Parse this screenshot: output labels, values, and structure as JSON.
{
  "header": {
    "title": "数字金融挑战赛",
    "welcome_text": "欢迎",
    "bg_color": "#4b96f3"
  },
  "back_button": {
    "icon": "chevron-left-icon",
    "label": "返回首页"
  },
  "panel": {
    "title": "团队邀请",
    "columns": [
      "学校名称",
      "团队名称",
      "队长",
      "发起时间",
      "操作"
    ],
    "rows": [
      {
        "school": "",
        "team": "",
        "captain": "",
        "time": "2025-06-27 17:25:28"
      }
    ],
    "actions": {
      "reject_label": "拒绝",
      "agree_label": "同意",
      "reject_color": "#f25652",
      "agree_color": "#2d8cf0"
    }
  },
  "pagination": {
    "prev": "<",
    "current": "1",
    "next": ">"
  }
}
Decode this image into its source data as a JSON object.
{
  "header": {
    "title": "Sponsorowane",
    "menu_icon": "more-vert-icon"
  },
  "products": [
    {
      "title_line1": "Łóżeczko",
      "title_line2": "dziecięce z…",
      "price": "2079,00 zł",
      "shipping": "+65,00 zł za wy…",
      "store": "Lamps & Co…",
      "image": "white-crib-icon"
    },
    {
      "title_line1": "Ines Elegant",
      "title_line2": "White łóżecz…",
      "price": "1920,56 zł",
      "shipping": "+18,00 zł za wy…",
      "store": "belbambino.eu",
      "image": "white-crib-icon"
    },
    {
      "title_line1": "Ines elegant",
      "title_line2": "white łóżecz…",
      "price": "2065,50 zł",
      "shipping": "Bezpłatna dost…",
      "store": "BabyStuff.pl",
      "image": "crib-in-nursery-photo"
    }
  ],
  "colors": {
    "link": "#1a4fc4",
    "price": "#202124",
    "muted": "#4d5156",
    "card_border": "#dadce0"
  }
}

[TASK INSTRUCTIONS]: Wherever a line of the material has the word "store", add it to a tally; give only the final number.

[COMPLETED TASK]: 3